It's a rainy day on a high school campus, but that hasn't stopped the football team from shuttling through drills. The players aren't getting their cleats muddy or taking over the basketball court. At this high school, the coaches are running through scrimmages in a virtual reality simulator.
No sci-fi football movie here: This third-person game is about to become a first-person, immersed virtual reality experience and could be coming to a football team in the near future, said Albert Tsai, vice president for advanced research at XOS Technologies.
XOS' first offering, the Thunder PlayAction Simulator, was a video-game-style practice tool that allowed coaches to upload plays and players to practice on a computer with controls that mirror some of the popular football video games on the market. Designed with EA Sports, the product is currently being used at the University of Arizona, LSU and the University of Oregon.
Currently it would take an entire facility with a motion-capture studio to replicate the player's movements as well as computer processing fast enough to track the action in real time. But, as the technology gets faster and more manageable, this could become an available practice tool.
"What [video-game companies] have shown at the latest gaming conventions, where they have the ability to track a player without all the overhead, that's when you'll really see this stuff take off," Tsai said.
Think "Wii Sports," but instead of making a tiny character good at golf or tennis, a coach is getting his quarterback ready for the BCS title game, all without leaving the office.
How could a tech-savvy coach benefit? He could get an endless supply of live action, game-play scenarios available at the click of a mouse, practice with less risk of injury, or just avoid practice altogether during weather hazards. The days of players plopping down to watch endless hours of film could be coming to an end.
While virtual reality may soon allow teams to practice smarter, technology has its biggest impact on making the game safer. Much like football coaches who borrow ideas and philosophies, so too do the people in the business of protecting the players.
"When we find technologies that can help the game of football, we'll use them."
That's what D.J. MacLean, a 17-year veteran at Schutt Sports, said about the ever-changing landscape for equipment.
"The greatest stuff as far as technology is concerned comes from the military and from NASA," said Mark Monica, who founded Impact Protective Equipment.
Monica borrowed ideas about synthetic and heat-reflecting materials from NASA when he designed his line of lighter shoulder pads. He also used these materials to keep players cooler.
Because head injuries are a primary concern, designers are constantly looking for ways to incorporate technology to make helmets safer.

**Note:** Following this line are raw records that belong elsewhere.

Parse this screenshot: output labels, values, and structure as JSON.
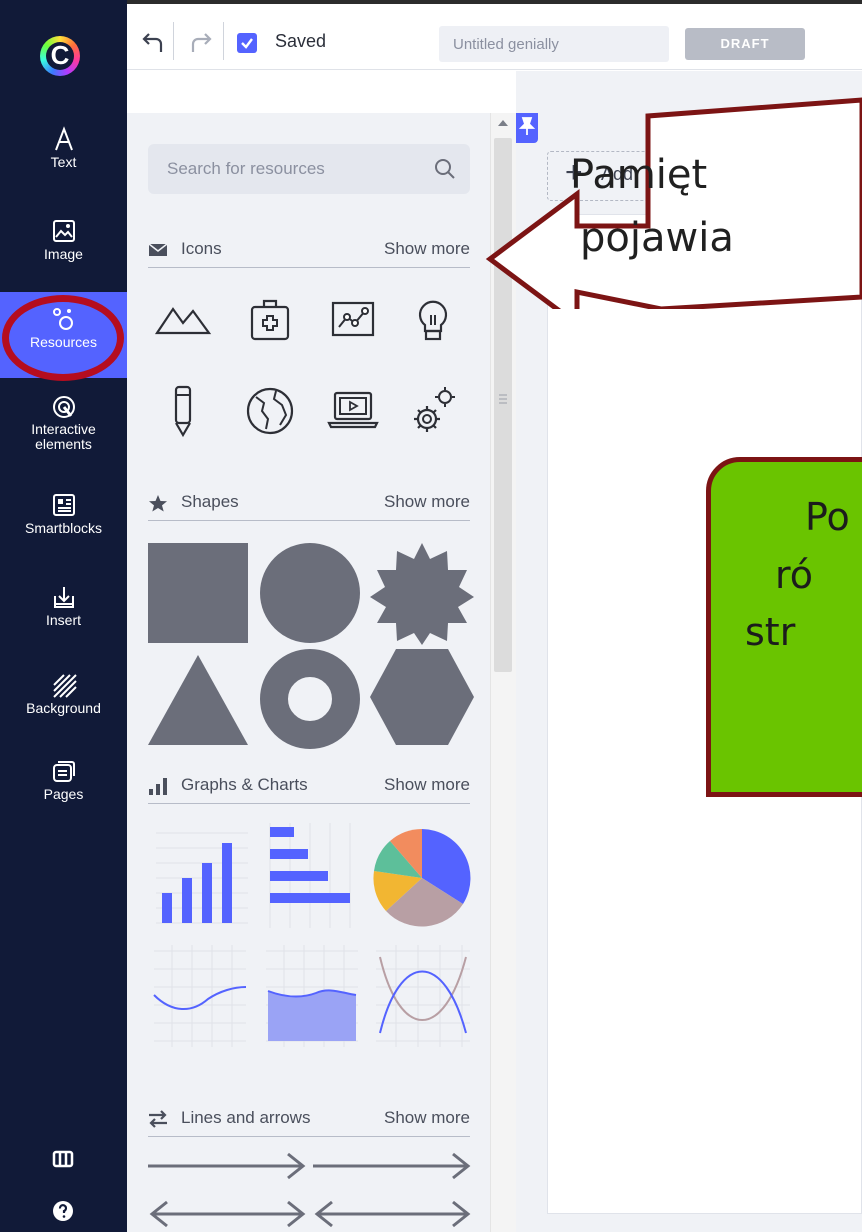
{
  "sidebar": {
    "logo_letter": "C",
    "items": [
      {
        "label": "Text",
        "icon": "text-icon"
      },
      {
        "label": "Image",
        "icon": "image-icon"
      },
      {
        "label": "Resources",
        "icon": "resources-icon",
        "active": true
      },
      {
        "label": "Interactive elements",
        "icon": "interactive-icon"
      },
      {
        "label": "Smartblocks",
        "icon": "smartblocks-icon"
      },
      {
        "label": "Insert",
        "icon": "insert-icon"
      },
      {
        "label": "Background",
        "icon": "background-icon"
      },
      {
        "label": "Pages",
        "icon": "pages-icon"
      }
    ],
    "bottom_icons": [
      "gift-icon",
      "help-icon"
    ],
    "accent": "#5463ff",
    "bg": "#111a38"
  },
  "topbar": {
    "saved_label": "Saved",
    "title_placeholder": "Untitled genially",
    "status_badge": "DRAFT"
  },
  "panel": {
    "search_placeholder": "Search for resources",
    "sections": {
      "icons": {
        "title": "Icons",
        "more": "Show more",
        "items": [
          "mountain-icon",
          "first-aid-kit-icon",
          "graph-frame-icon",
          "lightbulb-icon",
          "pencil-icon",
          "globe-icon",
          "laptop-video-icon",
          "gears-icon"
        ]
      },
      "shapes": {
        "title": "Shapes",
        "more": "Show more",
        "items": [
          "square",
          "circle",
          "starburst",
          "triangle",
          "ring",
          "hexagon"
        ],
        "color": "#6b6e7a"
      },
      "graphs": {
        "title": "Graphs & Charts",
        "more": "Show more",
        "items": [
          "vertical-bar-chart",
          "horizontal-bar-chart",
          "pie-chart",
          "line-chart",
          "area-chart",
          "crossing-curves-chart"
        ]
      },
      "lines": {
        "title": "Lines and arrows",
        "more": "Show more",
        "items": [
          "arrow-right",
          "arrow-right-long",
          "arrow-both",
          "arrow-both-long"
        ]
      }
    }
  },
  "canvas": {
    "add_label": "Add"
  },
  "callouts": {
    "arrow_line1": "Pamięt",
    "arrow_line2": "pojawia",
    "green_line1": "Po",
    "green_line2": "ró",
    "green_line3": "str",
    "green_color": "#6ac400",
    "border_color": "#7c1414"
  }
}
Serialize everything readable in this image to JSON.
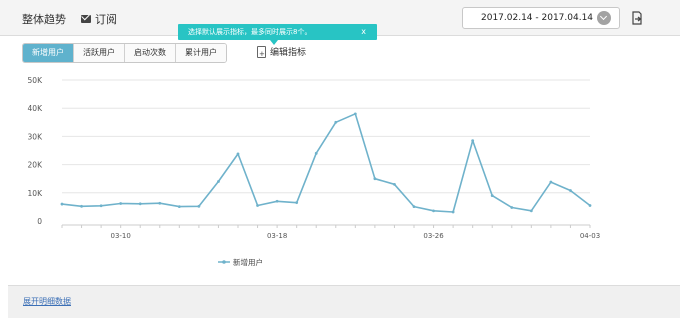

"An 8-year-old's head is just as important as an NFL quarterback's head," said Vin Ferrara, whose Xenith X1 helmet employs shock absorbers and technology that resembles car air bags.
The Xenith helmet, the Riddell Revolution, and the Schutt DNA and ION helmets all incorporate new technology designed to reduce the incidence of concussions. New jaw pads, additional shock absorbers to the facemask and the interior of the pad have been added and the helmets have been engineered by examining the force behind the hits at all level of play. That doesn't mean, however, that these helmets are making players completely safe.
"I don't think it'll ever be possible to have a concussion-proof piece of equipment," warns Thad Ide, Riddell's vice president of research and development.
What's next in technology to help mitigate head injuries?
Ferrara sees the new football gear as intelligent pieces of equipment, "active preventative devices." He predicts sensors to register impact and even alert medical personnel.
To some degree, Ferrara's prediction has already come true. Riddell's IQ HITS helmet monitors the number and severity of hits and tracks them on software.
Beyond sensors, new pads and helmets are coming that are designed to be the first and last piece of equipment a player wears. According to Ferrara, it's likely that the next phase would be a "one player, one helmet" type of equipment that would be with a player for his career and therefore eliminate problems with improper fitting and allow for a comprehensive record of protection.
Whatever technology holds for the future, it will always come down to whether that advancement can protect a football player.
"You want to produce a product that you know the player's going to be safe in because you're talking about people's lives and people's careers," Monica said.
Jeremy Willis is a general editor for ESPN.com.